This chapter focuses on reflective learning and how it should be used by the criminology student to make the most of his/her degree. It guides the students on how to: engage with a reflective learning approach for enhancing their higher education; identify methods for independent learning in the different levels of higher education; apply reflective learning to their employability; and consider how their personal learning journey could help future directions of study for the discipline of criminology. The chapter encourages the students to do something with their newly acquired criminological knowledge and understanding. It also suggests how the core elements of reflective learning practice can be applied to the student's independent learning and official identity as an undergraduate.
Alison Liebling, Shadd Maruna, and Lesley McAra

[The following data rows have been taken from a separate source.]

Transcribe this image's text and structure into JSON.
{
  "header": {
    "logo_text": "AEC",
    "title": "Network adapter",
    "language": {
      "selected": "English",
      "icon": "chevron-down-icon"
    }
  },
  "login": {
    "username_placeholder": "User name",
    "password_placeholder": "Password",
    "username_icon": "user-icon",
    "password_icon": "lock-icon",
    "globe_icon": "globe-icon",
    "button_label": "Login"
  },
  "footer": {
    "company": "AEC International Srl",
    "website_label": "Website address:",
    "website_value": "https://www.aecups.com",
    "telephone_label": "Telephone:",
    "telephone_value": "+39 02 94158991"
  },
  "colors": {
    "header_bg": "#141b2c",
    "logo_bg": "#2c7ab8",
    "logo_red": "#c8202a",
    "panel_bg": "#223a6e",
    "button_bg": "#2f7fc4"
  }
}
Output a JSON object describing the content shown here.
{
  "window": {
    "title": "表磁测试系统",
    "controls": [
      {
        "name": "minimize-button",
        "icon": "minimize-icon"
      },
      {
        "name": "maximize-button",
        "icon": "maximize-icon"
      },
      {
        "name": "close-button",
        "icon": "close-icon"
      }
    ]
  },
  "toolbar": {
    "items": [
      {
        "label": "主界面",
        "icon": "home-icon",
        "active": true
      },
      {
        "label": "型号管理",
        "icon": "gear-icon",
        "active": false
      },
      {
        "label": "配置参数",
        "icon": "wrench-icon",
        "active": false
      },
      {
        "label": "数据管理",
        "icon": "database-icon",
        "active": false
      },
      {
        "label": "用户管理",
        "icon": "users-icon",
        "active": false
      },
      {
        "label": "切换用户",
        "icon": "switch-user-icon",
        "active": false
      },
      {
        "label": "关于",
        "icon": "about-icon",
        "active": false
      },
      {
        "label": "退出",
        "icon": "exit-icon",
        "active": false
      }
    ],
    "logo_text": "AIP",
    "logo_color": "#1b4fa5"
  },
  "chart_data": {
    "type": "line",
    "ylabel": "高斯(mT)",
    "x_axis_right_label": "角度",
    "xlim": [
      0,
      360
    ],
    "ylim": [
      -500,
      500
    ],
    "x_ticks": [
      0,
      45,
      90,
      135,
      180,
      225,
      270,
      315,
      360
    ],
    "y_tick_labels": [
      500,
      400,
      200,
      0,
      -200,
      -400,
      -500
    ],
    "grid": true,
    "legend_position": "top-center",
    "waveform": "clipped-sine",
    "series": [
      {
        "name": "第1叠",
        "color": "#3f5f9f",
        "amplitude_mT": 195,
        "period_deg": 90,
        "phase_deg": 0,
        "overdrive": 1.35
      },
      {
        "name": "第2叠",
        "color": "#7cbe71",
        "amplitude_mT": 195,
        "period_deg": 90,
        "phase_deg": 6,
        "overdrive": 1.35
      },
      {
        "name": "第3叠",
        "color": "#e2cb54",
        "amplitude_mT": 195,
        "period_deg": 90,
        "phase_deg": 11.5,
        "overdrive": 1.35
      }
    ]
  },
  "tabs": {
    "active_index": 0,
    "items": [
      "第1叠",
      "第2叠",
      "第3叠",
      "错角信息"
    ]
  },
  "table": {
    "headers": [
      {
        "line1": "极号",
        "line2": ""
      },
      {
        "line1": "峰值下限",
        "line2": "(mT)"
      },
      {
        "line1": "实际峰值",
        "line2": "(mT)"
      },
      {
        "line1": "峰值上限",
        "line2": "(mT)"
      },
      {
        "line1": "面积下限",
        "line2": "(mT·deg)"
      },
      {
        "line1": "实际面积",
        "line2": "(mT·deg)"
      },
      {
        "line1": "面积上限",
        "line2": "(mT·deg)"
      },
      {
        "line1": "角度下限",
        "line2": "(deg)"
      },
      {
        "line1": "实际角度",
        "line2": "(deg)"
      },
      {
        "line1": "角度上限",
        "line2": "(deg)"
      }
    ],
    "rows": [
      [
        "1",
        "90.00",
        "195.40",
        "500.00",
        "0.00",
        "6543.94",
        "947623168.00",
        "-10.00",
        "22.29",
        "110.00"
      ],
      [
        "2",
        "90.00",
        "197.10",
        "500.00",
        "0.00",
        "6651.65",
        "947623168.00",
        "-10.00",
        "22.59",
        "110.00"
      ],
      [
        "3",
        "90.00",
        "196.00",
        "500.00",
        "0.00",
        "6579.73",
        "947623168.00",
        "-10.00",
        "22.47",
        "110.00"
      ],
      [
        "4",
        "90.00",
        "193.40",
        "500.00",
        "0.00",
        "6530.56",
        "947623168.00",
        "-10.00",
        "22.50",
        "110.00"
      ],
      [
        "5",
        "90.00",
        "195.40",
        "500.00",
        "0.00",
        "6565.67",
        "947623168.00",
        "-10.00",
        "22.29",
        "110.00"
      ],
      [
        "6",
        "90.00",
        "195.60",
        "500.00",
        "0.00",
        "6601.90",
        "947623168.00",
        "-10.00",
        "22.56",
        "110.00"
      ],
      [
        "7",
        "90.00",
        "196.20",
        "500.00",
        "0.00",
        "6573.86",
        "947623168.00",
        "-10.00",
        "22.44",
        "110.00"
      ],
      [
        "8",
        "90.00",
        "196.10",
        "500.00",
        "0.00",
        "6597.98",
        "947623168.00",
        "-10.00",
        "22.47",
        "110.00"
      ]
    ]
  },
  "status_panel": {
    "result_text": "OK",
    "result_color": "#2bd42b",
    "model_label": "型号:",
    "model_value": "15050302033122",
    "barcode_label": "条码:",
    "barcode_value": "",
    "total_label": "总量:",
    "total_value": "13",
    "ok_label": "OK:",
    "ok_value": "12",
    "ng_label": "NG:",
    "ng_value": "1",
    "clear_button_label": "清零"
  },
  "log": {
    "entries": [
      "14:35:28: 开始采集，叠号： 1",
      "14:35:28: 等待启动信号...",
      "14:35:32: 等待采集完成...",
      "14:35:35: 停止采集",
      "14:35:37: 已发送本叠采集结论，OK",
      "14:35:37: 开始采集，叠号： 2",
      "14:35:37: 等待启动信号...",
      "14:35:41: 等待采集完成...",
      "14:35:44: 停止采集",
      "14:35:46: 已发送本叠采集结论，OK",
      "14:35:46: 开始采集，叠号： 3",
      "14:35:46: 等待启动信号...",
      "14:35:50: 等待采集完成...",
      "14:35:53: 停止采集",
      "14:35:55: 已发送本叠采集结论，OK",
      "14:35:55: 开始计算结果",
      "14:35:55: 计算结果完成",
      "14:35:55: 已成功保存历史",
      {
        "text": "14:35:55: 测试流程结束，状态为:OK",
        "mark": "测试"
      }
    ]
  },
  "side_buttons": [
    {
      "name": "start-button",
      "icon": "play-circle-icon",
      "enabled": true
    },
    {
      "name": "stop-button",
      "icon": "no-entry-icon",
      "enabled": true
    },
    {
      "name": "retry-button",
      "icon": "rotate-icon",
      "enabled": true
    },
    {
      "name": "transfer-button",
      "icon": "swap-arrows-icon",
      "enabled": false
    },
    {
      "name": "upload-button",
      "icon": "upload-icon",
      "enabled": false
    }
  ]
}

In this chapter, we review developments in the field of criminology since the first editors began this project, pay tribute to their efforts, and outline our vision for the new edition. We argue that British criminology has developed a unique character of its own, shaped by the backgrounds and proclivities of key individual scholars, but also by the history, culture, and organization of British universities and society. This volume constitutes a living archive—a marked step in the life narrative of our field and a celebration of its growing strengths and popularity as a subject.